A rendering of the glass wall separating the lobby and the actual gym for the new gym complex expected to break ground next fall at Manteca High.

Manteca High’s new gym will definitely not be your great-grandfather’s gym.

The Buffalo’s first gym completed in 1922 was the proverbial cat’s meow at the time. The “gym” was on top of the stage in the new auditorium that could seat 550 people “in handsome comfortable opera chairs”. The stage — 76 feet in length — included a net to avoid basketballs from flying into the seats and prevent “human beings falling into the orchestra pit.” Despite the net, people did end up falling into the orchestra pit prompting it to be removed.

The new gym — expected to break ground at the start of Manteca’s centennial year next fall — will seat four times as many people as that first gym. 

The gym being built where the swimming pool was removed this past summer will seat 2,161 people — almost triple the 700 that the Winter Gym can now accommodate. It will allow Manteca High to hold the entire ultimate student body enrollment of the campus that is being modernized to accommodate. Currently Manteca High has to have a “wave” of three assemblies instead of one for school-wide assemblies for its 1,600 students.

The new gym will consist of concrete masonry block construction similar to the Measure G school bond project that placed a multipurpose building at nearby Lincoln School.

Perhaps the most unique aspect of the new gym is the open feel created by a glass wall between the lobby and the gym. This will not only allow for more natural light but it will significantly increase security and safety as on duty administrators during events will be able to see more areas.

That design feature was one of many incorporated into the Manteca High redesign that were gleaned from numerous meetings with faculty, the community, and students.

At the same time fans lingering in the lobby will be able to watch games while they are either in line at the snack bar or simply milling in the lobby.

The lobby area will also have a ticket booth, snack bar and restrooms. The gym will include restrooms as well.

The gym will have the latest LED lighting and will at least be wired — if not having actual solar power panels in place — when the gym is built.

“It is part of our overall effort to be cost efficient,” Superintendent Clark Burke said of facility designs aimed at reducing operational costs and future maintenance expenses.

The front entrance will face to the east where Garfield Avenue now runs. The southern part of Garfield Avenue will eventually lead into a roundabout to serve as a drop-off point. The entrance to the new swimming pool will be adjacent to the new gym.

One of the existing locker rooms at the Winter Gym will be updated. The other locker room will be converted to an aerobics room.
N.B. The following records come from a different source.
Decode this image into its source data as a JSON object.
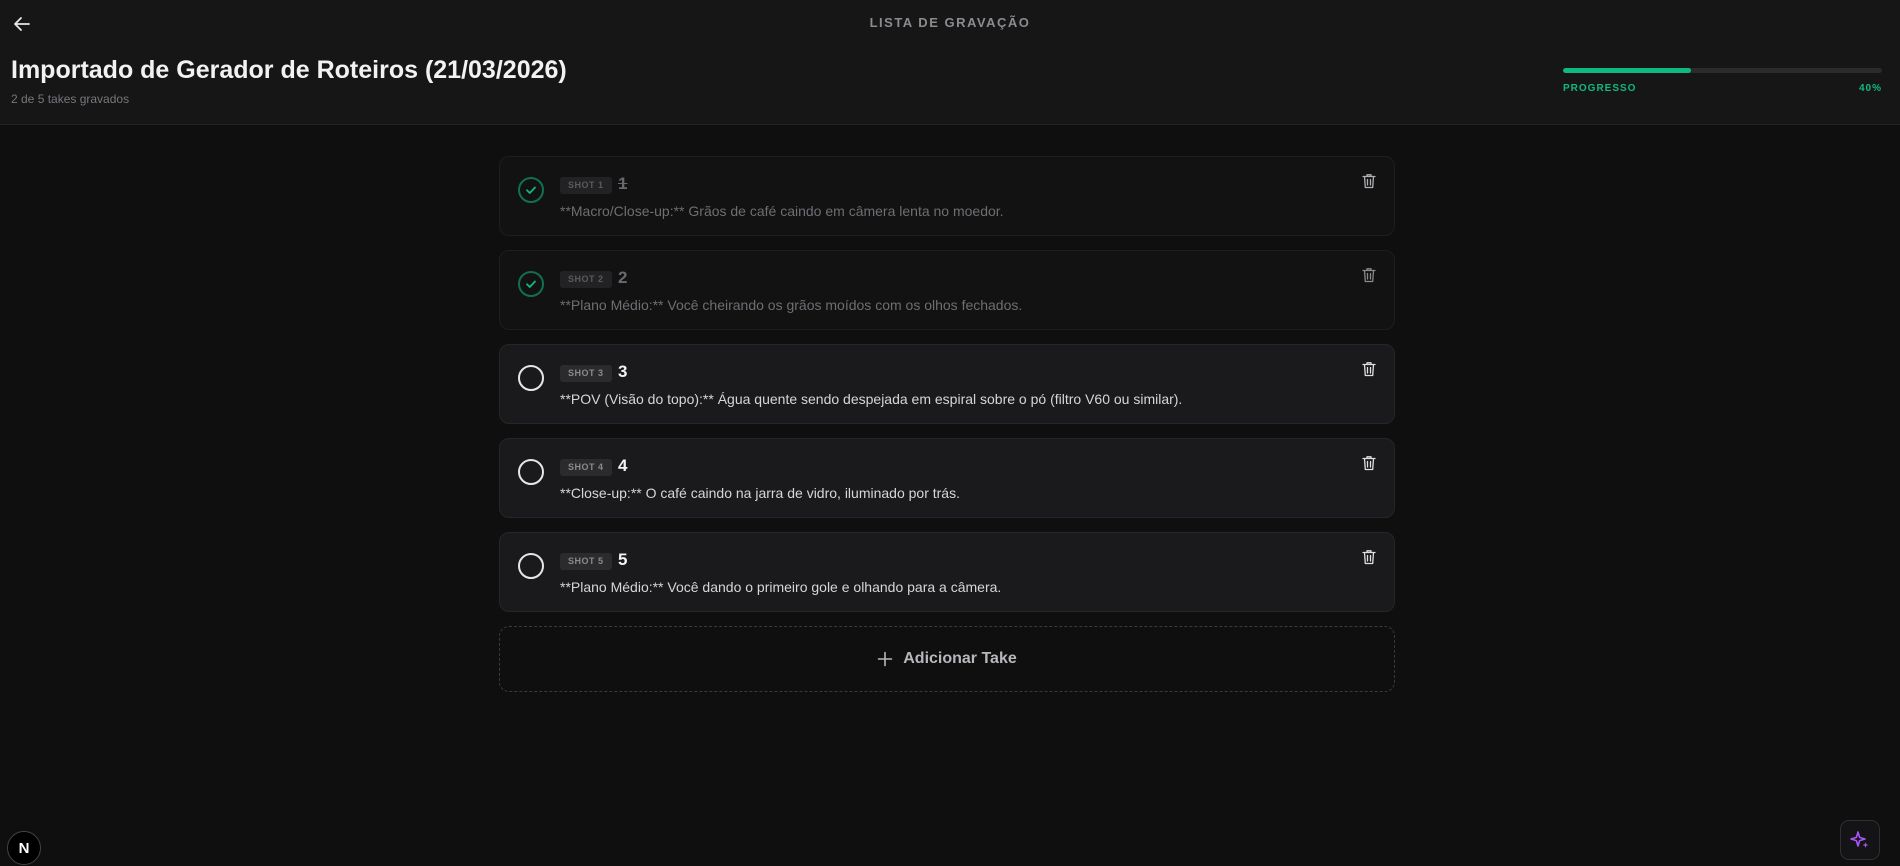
{
  "header": {
    "top_title": "LISTA DE GRAVAÇÃO",
    "title": "Importado de Gerador de Roteiros (21/03/2026)",
    "subtitle": "2 de 5 takes gravados",
    "progress": {
      "label": "PROGRESSO",
      "value_text": "40%",
      "fraction": 0.4,
      "color": "#10b981"
    }
  },
  "takes": [
    {
      "shot_label": "SHOT 1",
      "number": "1",
      "description": "**Macro/Close-up:** Grãos de café caindo em câmera lenta no moedor.",
      "done": true
    },
    {
      "shot_label": "SHOT 2",
      "number": "2",
      "description": "**Plano Médio:** Você cheirando os grãos moídos com os olhos fechados.",
      "done": true
    },
    {
      "shot_label": "SHOT 3",
      "number": "3",
      "description": "**POV (Visão do topo):** Água quente sendo despejada em espiral sobre o pó (filtro V60 ou similar).",
      "done": false
    },
    {
      "shot_label": "SHOT 4",
      "number": "4",
      "description": "**Close-up:** O café caindo na jarra de vidro, iluminado por trás.",
      "done": false
    },
    {
      "shot_label": "SHOT 5",
      "number": "5",
      "description": "**Plano Médio:** Você dando o primeiro gole e olhando para a câmera.",
      "done": false
    }
  ],
  "add_take_label": "Adicionar Take",
  "next_badge_label": "N",
  "icons": {
    "back": "arrow-left-icon",
    "check": "check-icon",
    "trash": "trash-icon",
    "plus": "plus-icon",
    "ai": "sparkles-icon"
  },
  "colors": {
    "accent": "#10b981",
    "done_ring": "#10704f",
    "ai_icon": "#a855f7"
  }
}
The current woodshop will be remodeled into a weight room.

The existing small gym will not be demolished until the new gym is completed.

If the state Department of Architecture is able to process the plans in five to six months after the school district submits them and groundbreaking starts by the fall of 2020, there will then be a 12 to 14 month construction period. That means today’s freshmen class could be able to use the new gym their junior year.

Once the current small gym is eliminated work will start on the new swimming pool that will have 30 meters for competitive swimming as well as an area for students to learn to swim.

Work on the initial phase — the creation of the first part of a “pedestrian promenade” from the football stadium to where the new gym is being built — will be completed later this month. The project also involves the relocation of the softball field next to the football stadium adjacent to the baseball fields with the outfields almost touching each other.

The $42 million project includes bond funds for modernization and safety upgrades as well as development fees and residual redevelopment agency money for improvements needed to accommodate growth.

To contact Dennis Wyatt, email